The group exhibition “Innocent categories. Suspicious narratives” has recently been hosted by the Contemporary Greek Art Institute (, motivated by its archive. You were inspired by the first international sculpture exhibition held by the Greek National Tourism Organisation in 1965. What triggered your interest?
The Contemporary Greek Art Institute aims to record the development of visual arts in Greece from 1945 to present day.
I was invited to take part in the exhibition “Innocent categories. Suspicious narratives – Archive Rights III,” by curator Elpida Karaba in order to study the Institute’s archive and, through my research, produce a project which would, in turn, find a place in its archive.
I was intrigued by the First International Sculpture Exhibition held by the Greek National Tourism Organisation in Filopappou Hill, Athens, in 1965, and curated by Tony Spiteris: an ambitious cultural project in a turbulent sociopolitical environment.
During my research, I found myself faced with an art archive’s failure to document the manifold facets of historical events in their full entirety. So I turned to other archives: the daily press and the Library of Parliament archives. The unstable political climate of the era was recorded, both in the Parliament minutes and in their absence – minutes were missing for the fifteen-day period (the July Events) during which the Parliament remained closed.
With the work I presented in the exhibition, I focused on data discontinuities such as the above, which I made up for with material from other sources to fill in the inevitable gaps of archival documentation.
With this strategy, I tried to approach questions, rather than answers, as to how history is written and received.

Can you give us a brief tour of the archaeological park of the Athenian Agora, where you presented the installation “Planting Plan”?
In recent years, my works have been triggered by archival research.
“Planting plan,” was based on the archive of the American School of Classical Studies at Athens.
As it’s well known, its archaeologists undertook the excavation of the ancient forum of Athens, which necessitated the demolition of 400 houses. As soon as that project was completed, the American School embarked on landscaping the archaeological site in the 1950s, through the restoration of the ancient floral landscape by planting endemic species. On one of my visits to the park, I saw new plants that had found their way into Greece centuries later, so I came up with the concept/desire of this project. On later visits I made accompanied by a specialised agronomist, I identified their names and origins. I then went on to enact a performance action on the site, during which I placed plaques bearing their names, thus restoring their identity.
At the same time, I made similar interventions (“data planting,” so to speak) in Garden Lore of Ancient Athens, a book published by the American School in 1963 and still available for purchase by visitors, which maps the flora of the region in classical times, as documented in historical records. With this project, the issues I explore relate to the concept of identity, the power of the institutions, and the policies of classification, archiving and identification they adopt.
This work was presented in the exhibition “The Other designs. Historical authenticity as artistic project” held at Beton7 Art Centre in Athens last October, and curated by Heiko Schmid and Kostis Stafylakis, under the auspices of the Swiss Embassy in Greece.
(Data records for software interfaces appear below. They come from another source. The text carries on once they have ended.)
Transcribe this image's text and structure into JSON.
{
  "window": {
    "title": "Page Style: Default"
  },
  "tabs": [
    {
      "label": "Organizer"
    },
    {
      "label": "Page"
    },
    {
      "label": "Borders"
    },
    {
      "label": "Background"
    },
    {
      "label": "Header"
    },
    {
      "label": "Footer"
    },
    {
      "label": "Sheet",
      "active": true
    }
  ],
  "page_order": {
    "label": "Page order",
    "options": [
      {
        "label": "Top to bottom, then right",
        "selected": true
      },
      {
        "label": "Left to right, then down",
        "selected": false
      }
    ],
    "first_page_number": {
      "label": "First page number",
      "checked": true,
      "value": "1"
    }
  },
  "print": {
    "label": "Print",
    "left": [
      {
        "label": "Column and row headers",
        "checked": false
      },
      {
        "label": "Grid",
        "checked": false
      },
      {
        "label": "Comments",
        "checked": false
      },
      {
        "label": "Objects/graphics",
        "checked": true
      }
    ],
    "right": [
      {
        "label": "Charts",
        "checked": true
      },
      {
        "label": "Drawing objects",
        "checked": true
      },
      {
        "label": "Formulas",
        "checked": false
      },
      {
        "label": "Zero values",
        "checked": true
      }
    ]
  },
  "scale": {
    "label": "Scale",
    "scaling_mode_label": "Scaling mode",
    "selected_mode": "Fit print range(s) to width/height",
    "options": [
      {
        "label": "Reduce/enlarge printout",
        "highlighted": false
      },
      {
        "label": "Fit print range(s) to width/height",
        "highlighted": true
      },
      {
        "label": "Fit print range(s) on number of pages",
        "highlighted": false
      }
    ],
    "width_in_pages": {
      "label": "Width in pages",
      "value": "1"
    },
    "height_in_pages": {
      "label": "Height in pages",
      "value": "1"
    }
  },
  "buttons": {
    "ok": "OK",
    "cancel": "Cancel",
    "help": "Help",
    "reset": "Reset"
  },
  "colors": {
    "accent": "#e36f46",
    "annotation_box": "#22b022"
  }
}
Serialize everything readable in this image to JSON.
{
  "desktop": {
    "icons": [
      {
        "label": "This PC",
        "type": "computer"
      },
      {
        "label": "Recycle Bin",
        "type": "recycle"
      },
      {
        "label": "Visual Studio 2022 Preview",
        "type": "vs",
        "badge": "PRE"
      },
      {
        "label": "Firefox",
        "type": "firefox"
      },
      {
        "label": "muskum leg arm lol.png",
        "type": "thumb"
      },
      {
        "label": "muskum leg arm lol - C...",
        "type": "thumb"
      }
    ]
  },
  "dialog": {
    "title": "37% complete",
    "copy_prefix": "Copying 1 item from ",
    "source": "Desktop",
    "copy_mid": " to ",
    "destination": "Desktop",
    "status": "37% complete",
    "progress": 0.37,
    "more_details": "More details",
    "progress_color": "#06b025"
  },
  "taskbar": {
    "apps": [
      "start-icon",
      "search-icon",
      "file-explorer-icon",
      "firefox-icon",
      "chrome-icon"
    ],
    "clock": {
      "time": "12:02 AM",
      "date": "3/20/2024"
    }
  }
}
Would you like to tell us about your future plans?
Currently, I’m working on a project for the Onassis Cultural Centre, a parallel action that is to be presented in the exhibition “Strange cities”, co-created with Zafos Xagoraris, teacher Magda Dasakli, journalist Argiro Bozoni and director Emilia Milou, in collaboration with the art department of Kaminia Secondary School, dealing with the importance of “strange” cities.
I’m also preparing a project for the exhibition “Twisting C(r)ash,” due to be held in Geneva in October under the curation of Stafylakis, Vana Kostagiolas, Séverin Guelpa and Madeleine Amsler.

Summer 2015